Operating to strict ‘rule of thumb’ zero-based budgeting can be harmful to a brand, according to Reynold D’Silva, APAC Head of Marketing for Brands and E-Commerce at Facebook, as it uses up investments inefficiently and actually diminishes the brand’s share of the consumer’s mental availability.

In an exclusive piece for WARC on how marketers can rethink zero-based marketing strategies to drive better brand growth, D’Silva argues that allocating marketing spend based on where money has been invested historically needs to be challenged.

This is particularly relevant in many Asian markets, where the pace of change makes flexibility even more important. (For more details, read D’Silva’s full article: Zero based budgeting and brand growth are not mutually exclusive.)

“A majority of brand growth comes not from loyalty, but from increase in penetration and recruiting new users,” he says, citing Dr. Byron Sharp’s work on how brands grow. “In media terms, this means it’s critical to get incremental reach amongst potential new users.”
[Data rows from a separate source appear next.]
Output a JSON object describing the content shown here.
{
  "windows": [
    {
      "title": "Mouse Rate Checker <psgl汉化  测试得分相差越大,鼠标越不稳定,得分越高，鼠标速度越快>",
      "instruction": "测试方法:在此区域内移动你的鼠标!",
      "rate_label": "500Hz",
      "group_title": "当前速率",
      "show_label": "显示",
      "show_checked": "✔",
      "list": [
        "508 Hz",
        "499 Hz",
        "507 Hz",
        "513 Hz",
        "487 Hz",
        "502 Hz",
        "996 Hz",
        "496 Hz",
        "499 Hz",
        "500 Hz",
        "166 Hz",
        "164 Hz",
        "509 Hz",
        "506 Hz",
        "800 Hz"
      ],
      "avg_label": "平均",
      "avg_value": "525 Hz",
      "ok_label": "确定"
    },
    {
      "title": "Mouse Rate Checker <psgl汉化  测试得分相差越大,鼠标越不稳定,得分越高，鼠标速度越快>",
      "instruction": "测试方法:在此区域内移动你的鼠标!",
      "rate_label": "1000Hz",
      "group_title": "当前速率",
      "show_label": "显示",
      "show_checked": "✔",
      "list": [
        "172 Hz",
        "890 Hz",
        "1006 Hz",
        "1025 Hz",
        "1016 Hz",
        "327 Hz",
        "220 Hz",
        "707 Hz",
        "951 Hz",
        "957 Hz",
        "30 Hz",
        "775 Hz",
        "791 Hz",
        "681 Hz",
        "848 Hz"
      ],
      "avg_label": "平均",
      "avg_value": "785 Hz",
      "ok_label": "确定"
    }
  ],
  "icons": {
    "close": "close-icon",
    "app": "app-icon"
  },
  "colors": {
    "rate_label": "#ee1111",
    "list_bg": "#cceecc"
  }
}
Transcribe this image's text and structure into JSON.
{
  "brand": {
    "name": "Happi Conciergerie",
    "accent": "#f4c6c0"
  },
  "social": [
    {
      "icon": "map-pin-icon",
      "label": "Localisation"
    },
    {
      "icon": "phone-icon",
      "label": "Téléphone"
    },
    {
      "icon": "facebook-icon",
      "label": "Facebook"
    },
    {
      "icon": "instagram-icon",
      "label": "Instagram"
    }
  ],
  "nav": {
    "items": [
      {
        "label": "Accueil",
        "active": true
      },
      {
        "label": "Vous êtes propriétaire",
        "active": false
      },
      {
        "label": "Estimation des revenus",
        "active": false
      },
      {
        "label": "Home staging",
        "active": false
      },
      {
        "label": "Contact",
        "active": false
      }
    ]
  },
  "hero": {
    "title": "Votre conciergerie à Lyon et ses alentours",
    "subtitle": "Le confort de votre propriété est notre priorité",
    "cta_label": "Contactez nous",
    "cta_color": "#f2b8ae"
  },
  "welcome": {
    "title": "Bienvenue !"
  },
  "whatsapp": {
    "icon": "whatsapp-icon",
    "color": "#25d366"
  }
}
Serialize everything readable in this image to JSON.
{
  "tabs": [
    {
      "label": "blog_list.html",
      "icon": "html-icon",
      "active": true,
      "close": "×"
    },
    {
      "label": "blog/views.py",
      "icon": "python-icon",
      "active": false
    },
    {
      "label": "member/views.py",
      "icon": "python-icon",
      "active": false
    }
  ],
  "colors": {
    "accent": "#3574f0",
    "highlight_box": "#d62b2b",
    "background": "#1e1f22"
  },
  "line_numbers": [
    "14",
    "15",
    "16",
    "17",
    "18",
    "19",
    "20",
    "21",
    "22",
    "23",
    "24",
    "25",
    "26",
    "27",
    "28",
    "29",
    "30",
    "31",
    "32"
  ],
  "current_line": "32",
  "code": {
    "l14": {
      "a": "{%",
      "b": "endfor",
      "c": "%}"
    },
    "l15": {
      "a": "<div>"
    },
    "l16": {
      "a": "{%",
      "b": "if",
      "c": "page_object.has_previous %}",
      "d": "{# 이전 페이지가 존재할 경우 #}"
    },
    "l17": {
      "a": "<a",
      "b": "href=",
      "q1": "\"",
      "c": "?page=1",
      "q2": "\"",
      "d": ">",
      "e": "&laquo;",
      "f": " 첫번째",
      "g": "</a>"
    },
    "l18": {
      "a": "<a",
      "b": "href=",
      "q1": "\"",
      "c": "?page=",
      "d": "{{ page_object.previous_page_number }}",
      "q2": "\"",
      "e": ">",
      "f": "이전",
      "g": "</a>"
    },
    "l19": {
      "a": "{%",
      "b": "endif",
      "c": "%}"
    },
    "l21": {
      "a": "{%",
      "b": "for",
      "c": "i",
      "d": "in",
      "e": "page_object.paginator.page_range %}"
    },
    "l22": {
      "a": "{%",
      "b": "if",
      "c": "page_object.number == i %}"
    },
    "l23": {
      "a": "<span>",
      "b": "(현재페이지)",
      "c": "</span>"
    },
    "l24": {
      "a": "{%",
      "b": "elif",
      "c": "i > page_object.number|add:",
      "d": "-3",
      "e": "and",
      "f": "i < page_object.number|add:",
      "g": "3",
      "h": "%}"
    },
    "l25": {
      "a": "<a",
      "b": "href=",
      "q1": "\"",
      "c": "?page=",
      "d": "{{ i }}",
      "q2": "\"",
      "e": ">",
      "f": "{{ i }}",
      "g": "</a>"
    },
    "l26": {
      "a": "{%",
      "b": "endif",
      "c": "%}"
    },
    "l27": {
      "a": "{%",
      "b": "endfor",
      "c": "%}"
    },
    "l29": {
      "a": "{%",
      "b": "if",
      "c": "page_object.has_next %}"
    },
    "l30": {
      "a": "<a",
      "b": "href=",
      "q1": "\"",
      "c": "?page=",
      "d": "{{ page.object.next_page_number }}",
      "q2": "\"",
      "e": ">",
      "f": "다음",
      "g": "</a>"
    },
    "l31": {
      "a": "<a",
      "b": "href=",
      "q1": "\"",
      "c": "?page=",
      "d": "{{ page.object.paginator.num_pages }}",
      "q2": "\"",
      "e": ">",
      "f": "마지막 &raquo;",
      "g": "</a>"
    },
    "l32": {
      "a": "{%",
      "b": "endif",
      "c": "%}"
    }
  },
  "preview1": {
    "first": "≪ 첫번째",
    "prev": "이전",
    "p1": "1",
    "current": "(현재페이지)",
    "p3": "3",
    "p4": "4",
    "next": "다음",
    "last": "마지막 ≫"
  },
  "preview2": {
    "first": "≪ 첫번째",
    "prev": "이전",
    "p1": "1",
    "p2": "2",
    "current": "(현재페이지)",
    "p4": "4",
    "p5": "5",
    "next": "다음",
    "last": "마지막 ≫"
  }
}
In the case of a brand in Indonesia, a rethink of zero-based marketing strategies recommended reducing TV spend by 15% to reduce wastage, and increasing digital/mobile spend by 70-80% to achieve the same impact. This resulted in significant saving on overall media spend, D’Silva writes.

For brands targeting the lucrative millennial demographic – who are digital- and mobile-first – a traditional TV-led approach may be the wrong fit. A zero-based marketing approach that doesn’t allow flexibility in digital spend may actually harm the brand in this demographic.

“They are the consumer segment least engaged with TV and most engaged on mobile. Not being able to reach this audience would leave the field open for competitors to take away one’s future consumers, D’Silva said.

“Brands continue to do so at their own peril.”

Data sourced from WARC